Dr. Richard A. Raymond, previously the Chief Medical Officer for Nebraska and subsequently Under Secretary for Food Safety at the USDA from 2005 to 2008, commented on advances in disease suppression at the InnoVet 2010 Biotechnology Conference in Saint-Hyacinthe, Quebec, Canada.

The theme of his presentation was “healthier animals contribute to safer food, resulting in healthier humans.” Recent outbreaks of disease including avian influenza demonstrate the link between livestock and human health.

Dr. Raymond is an opponent of the frequently expressed sentiment that “bigger is not necessarily better”. He believes that intensive agricultural practices are necessary to feed the world’s burgeoning population. Because the risks and consequences of infection increase with large production units, appropriate controls and good production practices including biosecurity and vaccination are necessary to ensure a safe food supply.

During his career with USDA he participated in a number of international organizations including the World Health Organization. This body has stated “governments could save billions of dollars by stepping up the prevention and control of high impact animal diseases some of which pose a direct threat to human health”.

Raymond commented that life expectancy in the U.S. in 1900 was only 49 years but increased to 78 years by the end of the 20th century. Causes of death have changed markedly with the transition from infections to metabolic and life style conditions including cardiovascular disease, diabetes and cancer.
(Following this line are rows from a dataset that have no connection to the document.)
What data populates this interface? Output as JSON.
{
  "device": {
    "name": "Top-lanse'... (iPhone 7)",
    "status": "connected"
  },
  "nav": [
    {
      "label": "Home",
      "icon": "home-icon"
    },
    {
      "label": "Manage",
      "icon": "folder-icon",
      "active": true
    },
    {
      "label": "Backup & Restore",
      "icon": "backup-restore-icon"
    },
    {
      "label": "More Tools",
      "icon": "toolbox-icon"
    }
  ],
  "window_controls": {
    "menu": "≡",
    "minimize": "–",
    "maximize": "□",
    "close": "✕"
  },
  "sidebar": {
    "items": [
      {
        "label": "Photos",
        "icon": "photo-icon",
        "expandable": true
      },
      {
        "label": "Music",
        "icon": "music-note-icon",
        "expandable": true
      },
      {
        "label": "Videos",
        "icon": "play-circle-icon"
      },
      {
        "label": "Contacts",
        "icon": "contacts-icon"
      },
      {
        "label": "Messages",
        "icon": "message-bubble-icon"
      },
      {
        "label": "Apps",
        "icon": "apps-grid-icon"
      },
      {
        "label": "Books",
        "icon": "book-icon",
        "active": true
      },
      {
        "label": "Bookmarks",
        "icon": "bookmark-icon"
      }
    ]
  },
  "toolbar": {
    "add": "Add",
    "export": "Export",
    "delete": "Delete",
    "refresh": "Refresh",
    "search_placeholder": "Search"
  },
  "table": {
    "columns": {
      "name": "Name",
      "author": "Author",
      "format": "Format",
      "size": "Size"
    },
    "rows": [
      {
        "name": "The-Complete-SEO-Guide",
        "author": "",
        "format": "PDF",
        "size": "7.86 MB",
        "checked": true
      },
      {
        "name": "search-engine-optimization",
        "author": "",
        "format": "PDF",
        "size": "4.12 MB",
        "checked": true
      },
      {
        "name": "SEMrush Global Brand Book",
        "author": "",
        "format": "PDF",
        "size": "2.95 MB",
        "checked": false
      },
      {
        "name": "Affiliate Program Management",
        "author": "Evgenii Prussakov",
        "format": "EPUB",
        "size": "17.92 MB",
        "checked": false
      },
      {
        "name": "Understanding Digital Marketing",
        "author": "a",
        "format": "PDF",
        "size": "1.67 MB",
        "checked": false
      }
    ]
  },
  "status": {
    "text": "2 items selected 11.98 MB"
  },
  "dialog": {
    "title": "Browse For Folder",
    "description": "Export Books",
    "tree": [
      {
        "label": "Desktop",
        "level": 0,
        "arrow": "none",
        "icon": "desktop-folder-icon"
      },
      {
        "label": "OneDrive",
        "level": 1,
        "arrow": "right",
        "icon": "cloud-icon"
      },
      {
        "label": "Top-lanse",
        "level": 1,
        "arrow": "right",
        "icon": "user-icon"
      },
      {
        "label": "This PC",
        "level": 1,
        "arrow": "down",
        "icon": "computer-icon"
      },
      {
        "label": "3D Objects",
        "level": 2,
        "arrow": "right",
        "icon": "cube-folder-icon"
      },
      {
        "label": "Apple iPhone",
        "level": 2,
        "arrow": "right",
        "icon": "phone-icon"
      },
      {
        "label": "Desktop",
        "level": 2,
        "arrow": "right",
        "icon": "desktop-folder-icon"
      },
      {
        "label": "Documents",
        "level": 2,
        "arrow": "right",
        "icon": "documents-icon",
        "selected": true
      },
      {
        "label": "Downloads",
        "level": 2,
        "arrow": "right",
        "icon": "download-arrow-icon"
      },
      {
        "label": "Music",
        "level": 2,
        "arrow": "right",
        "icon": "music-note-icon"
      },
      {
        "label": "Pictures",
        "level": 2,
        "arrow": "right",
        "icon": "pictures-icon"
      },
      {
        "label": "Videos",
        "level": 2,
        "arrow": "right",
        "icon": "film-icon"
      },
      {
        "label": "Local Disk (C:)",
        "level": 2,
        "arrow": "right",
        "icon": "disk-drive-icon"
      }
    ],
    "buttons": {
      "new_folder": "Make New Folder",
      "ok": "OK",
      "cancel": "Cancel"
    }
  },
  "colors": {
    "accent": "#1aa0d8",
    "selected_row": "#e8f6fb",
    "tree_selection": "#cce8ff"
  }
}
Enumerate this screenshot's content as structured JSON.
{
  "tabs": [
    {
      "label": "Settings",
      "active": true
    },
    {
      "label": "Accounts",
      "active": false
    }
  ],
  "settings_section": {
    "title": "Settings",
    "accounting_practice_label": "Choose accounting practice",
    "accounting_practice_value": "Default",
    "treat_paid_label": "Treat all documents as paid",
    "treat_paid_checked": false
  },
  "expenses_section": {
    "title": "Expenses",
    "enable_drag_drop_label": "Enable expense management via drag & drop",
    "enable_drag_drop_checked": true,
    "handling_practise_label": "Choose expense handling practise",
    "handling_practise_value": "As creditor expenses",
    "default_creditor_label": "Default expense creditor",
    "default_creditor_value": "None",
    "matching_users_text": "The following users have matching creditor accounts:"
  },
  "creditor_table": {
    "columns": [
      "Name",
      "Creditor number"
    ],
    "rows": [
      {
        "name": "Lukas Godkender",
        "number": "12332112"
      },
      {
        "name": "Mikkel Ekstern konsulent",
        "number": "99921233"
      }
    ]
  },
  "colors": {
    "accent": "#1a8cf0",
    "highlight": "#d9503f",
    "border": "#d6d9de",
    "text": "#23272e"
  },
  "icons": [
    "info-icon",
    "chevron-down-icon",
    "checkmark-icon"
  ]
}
The adoption of confined livestock and concentrated production systems has impacted animal and poultry health requiring more intensive vaccination, environmental remediation and a safe food and water supply. The application of appropriate preventive measures has virtually eliminated the impact of trichinosis, BSE, tuberculosis, anthrax, and brucellosis in livestock now raised in North America.

Although poultry have not historically been associated with human disease, the recent outbreaks of highly pathogenic avian influenza in Asia and more recently egg-borne salmonellosis in Europe and the U.S. illustrate some of the problems which must be anticipated and prevented.

Raymond expressed the need to maintain federal inspection in meat and egg plants. The application of advances in biotechnology will contribute to the development of vaccines and hopefully should eliminate the need for antibiotics. Biotechnology should also contribute to more effective diagnostic procedures.

Consumer education is considered to be an important component of promoting public health. Improved monitoring of feed quality to ensure wholesomeness, enhancing trace back and strengthening surveillance for critical diseases are all required as food production is intensified.

As a physician and administrator, Raymond recognizes the need for one health initiative. This requires close collaboration between government and private sectors and cooperation among a wide range of professional disciplines to benefit all stakeholders.